English translation (word)
English translation (etymon)
ὑπεναντιοῦσθαι δέ φησιν Εὔδημος τοῖς λέγουσιν ἐν τῷ πάσχοντι καὶ κινουμένῳ εἶναι τὴν κίνησιν τὸ περὶ τὰς αἰσθήσεις, λέγομεν γὰρ ὁρᾷ ὁρᾶται ὅρασις, ἀκούει ἀκούεται ἄκουσις. δοκεῖ οὖν ἡ ὅρασις ἐν τῷ ὁρῶντι εἶναι καὶ ἡ ἄκουσις ἐν τῷ ἀκούοντι· ὁμοίως καὶ αἱ γεύσεις καὶ αἱ λοιπαί.
They say Eudemus opposed those who say that for the senses, motion is produced in the passive and moved being. Because we say horāi "he sees", horātai "he is seen", horāsis "seeing", akouei "he hears", akouetai "he is heard", akousis "hearing". So that the seeing is in the seeing one and the hearing in the hearing one. Similarly for taste and so on.

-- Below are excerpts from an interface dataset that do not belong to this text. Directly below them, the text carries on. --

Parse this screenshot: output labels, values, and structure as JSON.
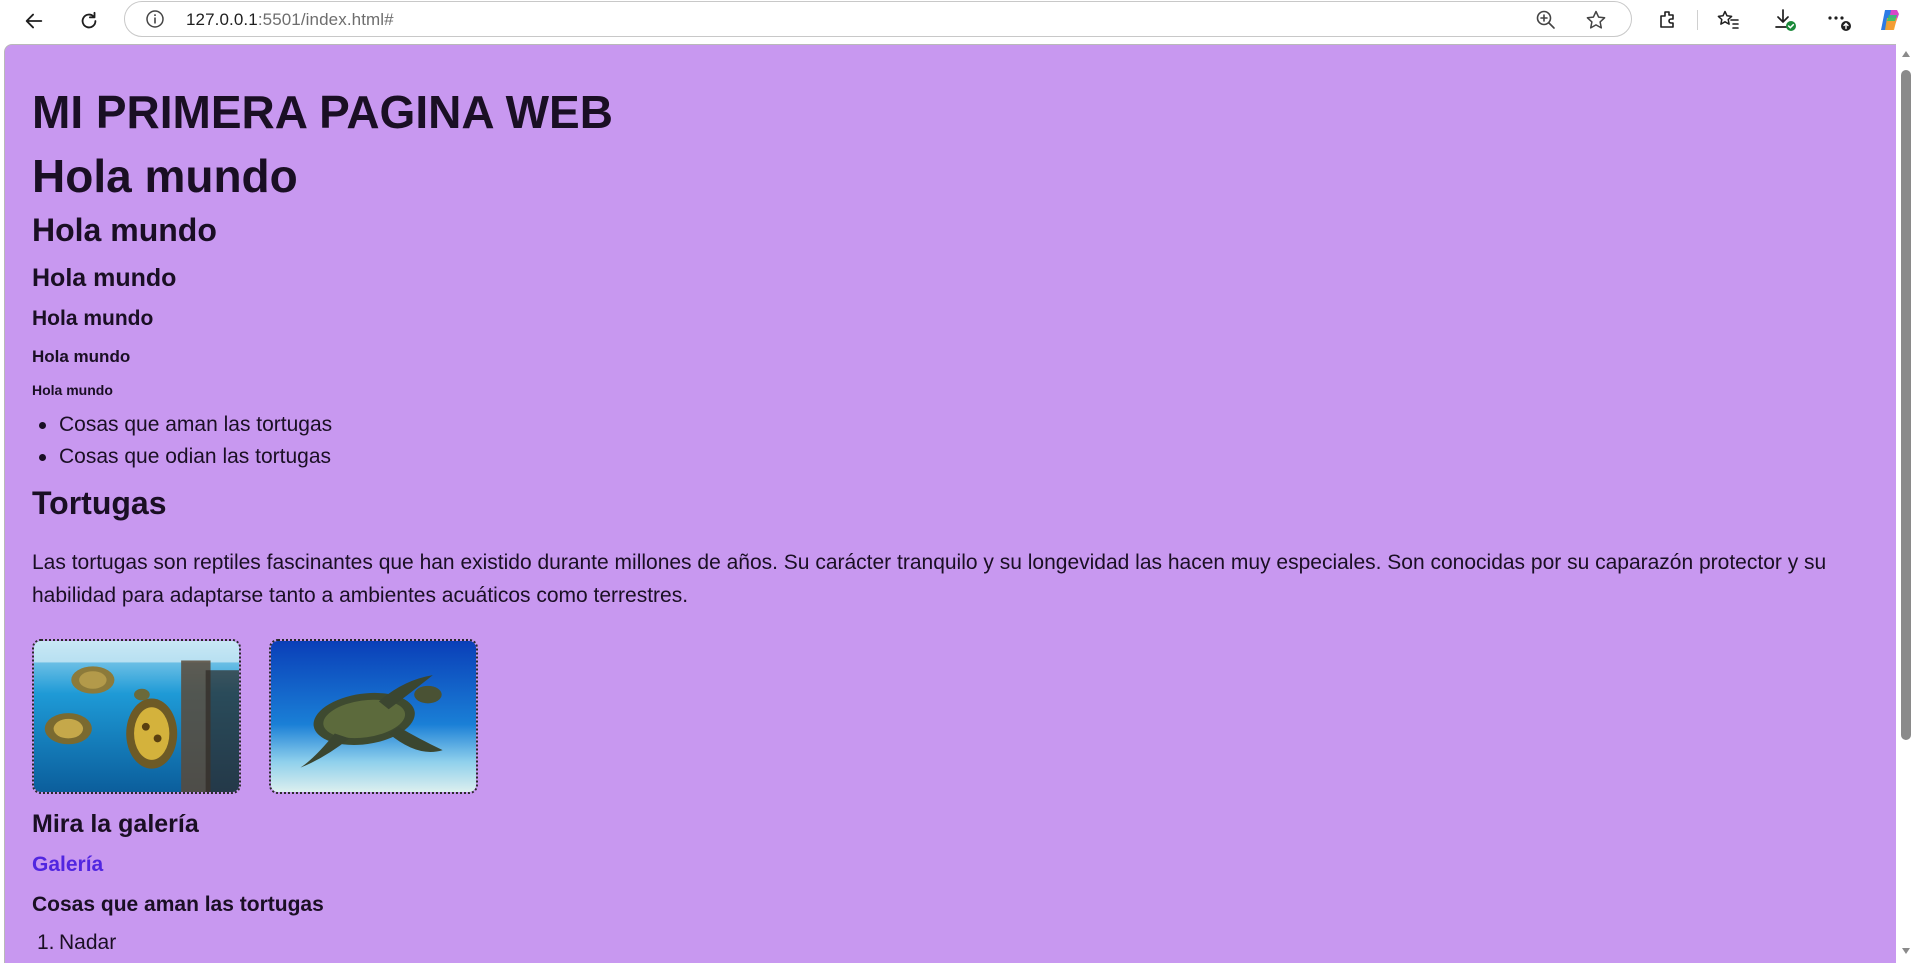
{
  "browser": {
    "url_host": "127.0.0.1",
    "url_rest": ":5501/index.html#",
    "icons": [
      "back-arrow-icon",
      "reload-icon",
      "site-info-icon",
      "zoom-icon",
      "favorite-star-icon",
      "extensions-icon",
      "favorites-icon",
      "downloads-icon",
      "more-menu-icon",
      "copilot-icon"
    ]
  },
  "page": {
    "background_color": "#c898f0",
    "main_title": "MI PRIMERA PAGINA WEB",
    "headings": {
      "h1": "Hola mundo",
      "h2": "Hola mundo",
      "h3": "Hola mundo",
      "h4": "Hola mundo",
      "h5": "Hola mundo",
      "h6": "Hola mundo"
    },
    "bullet_list": [
      "Cosas que aman las tortugas",
      "Cosas que odian las tortugas"
    ],
    "section_title": "Tortugas",
    "paragraph": "Las tortugas son reptiles fascinantes que han existido durante millones de años. Su carácter tranquilo y su longevidad las hacen muy especiales. Son conocidas por su caparazón protector y su habilidad para adaptarse tanto a ambientes acuáticos como terrestres.",
    "gallery_heading": "Mira la galería",
    "gallery_link": "Galería",
    "link_color": "#5126e0",
    "love_heading": "Cosas que aman las tortugas",
    "ordered_list": [
      {
        "num": "1.",
        "text": "Nadar"
      }
    ]
  }
}
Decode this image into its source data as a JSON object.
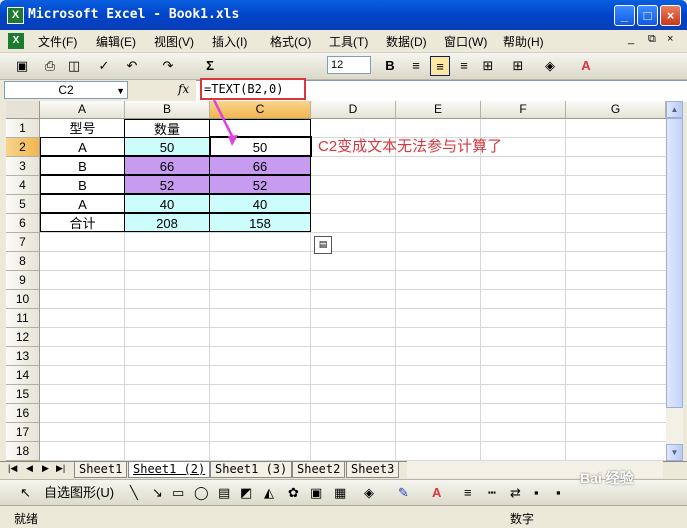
{
  "window": {
    "title": "Microsoft Excel - Book1.xls"
  },
  "menu": [
    "文件(F)",
    "编辑(E)",
    "视图(V)",
    "插入(I)",
    "格式(O)",
    "工具(T)",
    "数据(D)",
    "窗口(W)",
    "帮助(H)"
  ],
  "toolbar": {
    "font_size": "12",
    "sum_symbol": "Σ"
  },
  "formula_bar": {
    "name_box": "C2",
    "fx": "fx",
    "formula": "=TEXT(B2,0)"
  },
  "columns": [
    "A",
    "B",
    "C",
    "D",
    "E",
    "F",
    "G"
  ],
  "rows": [
    "1",
    "2",
    "3",
    "4",
    "5",
    "6",
    "7",
    "8",
    "9",
    "10",
    "11",
    "12",
    "13",
    "14",
    "15",
    "16",
    "17",
    "18"
  ],
  "table": {
    "headers": [
      "型号",
      "数量",
      ""
    ],
    "rows": [
      [
        "A",
        "50",
        "50"
      ],
      [
        "B",
        "66",
        "66"
      ],
      [
        "B",
        "52",
        "52"
      ],
      [
        "A",
        "40",
        "40"
      ],
      [
        "合计",
        "208",
        "158"
      ]
    ]
  },
  "annotation": "C2变成文本无法参与计算了",
  "sheets": [
    "Sheet1",
    "Sheet1 (2)",
    "Sheet1 (3)",
    "Sheet2",
    "Sheet3"
  ],
  "drawing": {
    "autoshapes_label": "自选图形(U)"
  },
  "status": {
    "ready": "就绪",
    "mode": "数字"
  },
  "watermark": "Bai 经验",
  "colors": {
    "cyan": "#cdfcfc",
    "purple": "#c69bf0",
    "annotation": "#d9363e"
  }
}
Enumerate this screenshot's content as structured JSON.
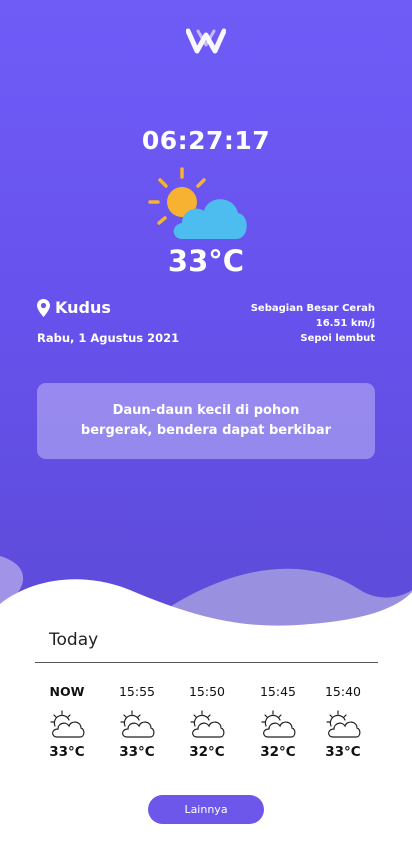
{
  "app": {
    "accent": "#6c57ea",
    "brand_logo": "w-logo"
  },
  "current": {
    "time": "06:27:17",
    "icon": "sun-cloud-icon",
    "temperature": "33°C",
    "location": "Kudus",
    "date": "Rabu, 1 Agustus 2021",
    "condition": "Sebagian Besar Cerah",
    "wind_speed": "16.51 km/j",
    "wind_name": "Sepoi lembut",
    "description": "Daun-daun kecil di pohon bergerak, bendera dapat berkibar"
  },
  "forecast": {
    "title": "Today",
    "items": [
      {
        "time": "NOW",
        "icon": "cloud-sun-outline-icon",
        "temp": "33°C"
      },
      {
        "time": "15:55",
        "icon": "cloud-sun-outline-icon",
        "temp": "33°C"
      },
      {
        "time": "15:50",
        "icon": "cloud-sun-outline-icon",
        "temp": "32°C"
      },
      {
        "time": "15:45",
        "icon": "cloud-sun-outline-icon",
        "temp": "32°C"
      },
      {
        "time": "15:40",
        "icon": "cloud-sun-outline-icon",
        "temp": "33°C"
      }
    ],
    "more_label": "Lainnya"
  }
}
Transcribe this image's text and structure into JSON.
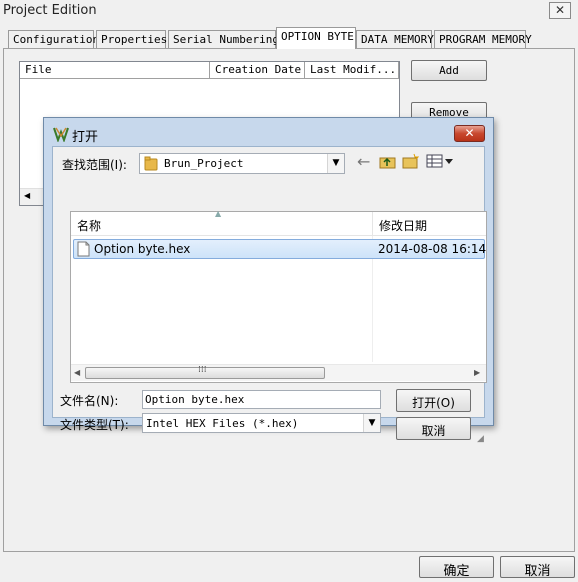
{
  "window": {
    "title": "Project Edition",
    "close_glyph": "✕"
  },
  "tabs": [
    {
      "label": "Configuration"
    },
    {
      "label": "Properties"
    },
    {
      "label": "Serial Numbering"
    },
    {
      "label": "OPTION BYTE",
      "active": true
    },
    {
      "label": "DATA MEMORY"
    },
    {
      "label": "PROGRAM MEMORY"
    }
  ],
  "file_list": {
    "columns": [
      "File",
      "Creation Date",
      "Last Modif..."
    ],
    "rows": []
  },
  "buttons": {
    "add": "Add",
    "remove": "Remove",
    "ok": "确定",
    "cancel": "取消"
  },
  "open_dialog": {
    "title": "打开",
    "look_in_label": "查找范围(I):",
    "look_in_value": "Brun_Project",
    "columns": {
      "name": "名称",
      "modified": "修改日期"
    },
    "files": [
      {
        "name": "Option byte.hex",
        "modified": "2014-08-08 16:14",
        "selected": true
      }
    ],
    "filename_label": "文件名(N):",
    "filename_value": "Option byte.hex",
    "filetype_label": "文件类型(T):",
    "filetype_value": "Intel HEX Files (*.hex)",
    "open_button": "打开(O)",
    "cancel_button": "取消"
  },
  "colors": {
    "dialog_frame": "#c7d8ec",
    "selection": "#cde3f9",
    "close_red": "#c8482f"
  }
}
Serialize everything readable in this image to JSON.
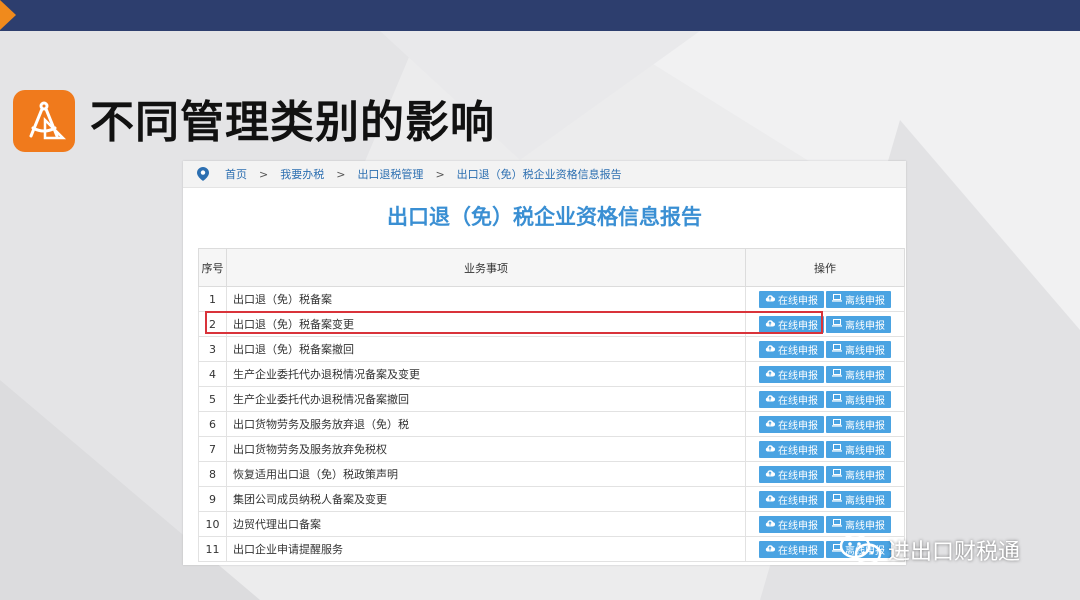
{
  "slide": {
    "title": "不同管理类别的影响",
    "colors": {
      "top_bar": "#2d3e6e",
      "accent": "#f08a1c",
      "logo_bg": "#f07a1c",
      "title_blue": "#3a8fd3",
      "button": "#4aa3e2",
      "highlight": "#d9333a"
    }
  },
  "breadcrumb": {
    "icon": "location-pin-icon",
    "items": [
      "首页",
      "我要办税",
      "出口退税管理",
      "出口退（免）税企业资格信息报告"
    ],
    "separator": ">"
  },
  "report_title": "出口退（免）税企业资格信息报告",
  "table": {
    "headers": {
      "num": "序号",
      "item": "业务事项",
      "ops": "操作"
    },
    "rows": [
      {
        "num": "1",
        "item": "出口退（免）税备案"
      },
      {
        "num": "2",
        "item": "出口退（免）税备案变更",
        "highlighted": true
      },
      {
        "num": "3",
        "item": "出口退（免）税备案撤回"
      },
      {
        "num": "4",
        "item": "生产企业委托代办退税情况备案及变更"
      },
      {
        "num": "5",
        "item": "生产企业委托代办退税情况备案撤回"
      },
      {
        "num": "6",
        "item": "出口货物劳务及服务放弃退（免）税"
      },
      {
        "num": "7",
        "item": "出口货物劳务及服务放弃免税权"
      },
      {
        "num": "8",
        "item": "恢复适用出口退（免）税政策声明"
      },
      {
        "num": "9",
        "item": "集团公司成员纳税人备案及变更"
      },
      {
        "num": "10",
        "item": "边贸代理出口备案"
      },
      {
        "num": "11",
        "item": "出口企业申请提醒服务"
      }
    ],
    "online_label": "在线申报",
    "offline_label": "离线申报",
    "online_icon": "cloud-upload-icon",
    "offline_icon": "laptop-icon"
  },
  "watermark": {
    "text": "进出口财税通",
    "icon": "wechat-icon"
  }
}
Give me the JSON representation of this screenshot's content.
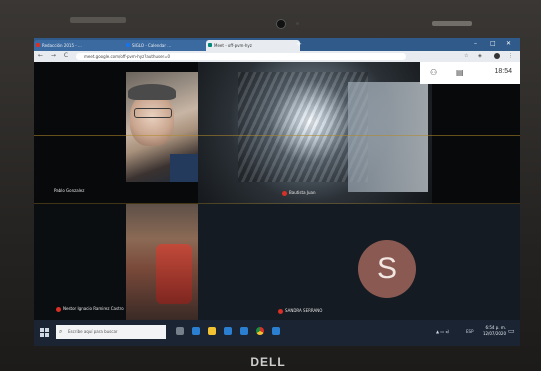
{
  "browser": {
    "tabs": [
      {
        "label": "Redacción 2015 - ...",
        "icon_color": "#d93025"
      },
      {
        "label": "SIGLO - Calendar ...",
        "icon_color": "#1a73e8"
      },
      {
        "label": "Meet - off-pvm-hyz",
        "icon_color": "#00897b"
      }
    ],
    "new_tab": "+",
    "address": "meet.google.com/off-pvm-hyz?authuser=0",
    "nav_icons": "← → C",
    "window_controls": [
      "–",
      "□",
      "✕"
    ]
  },
  "meet": {
    "clock": "18:54",
    "participants": [
      {
        "name": "Pablo Gonzalez"
      },
      {
        "name": "Bautista Juan"
      },
      {
        "name": "Nestor Ignacio Ramirez Castro"
      },
      {
        "name": "SANDRA SERRANO",
        "initial": "S"
      }
    ]
  },
  "taskbar": {
    "search_placeholder": "Escribe aquí para buscar",
    "tray_lang": "ESP",
    "time": "6:54 p. m.",
    "date": "12/07/2020"
  },
  "brand": "DELL"
}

This is the correct explanation, ὅρασις is derived from ὁράω as a regular action noun. The interesting thing is the use Eudemus makes of morphological derivation for a philosophical use: since the action nouns ὅρασις, ἄκουσις are based on the active verbs ὁράω, ἀκούω, not on the passive ones ὅρἀομαι, ἀκούομαι, it implies that they have an active meaning and that the subject of the verb is the source of the perceiving sense (sight or hearing). In order to do that, Eudemus selects the 3sg ὁρᾷ, which is indeed close enough to ὅρᾱσις to be understood as its derivational base (the use of an inflected form as a derivational base was commonplace in Greek etymology).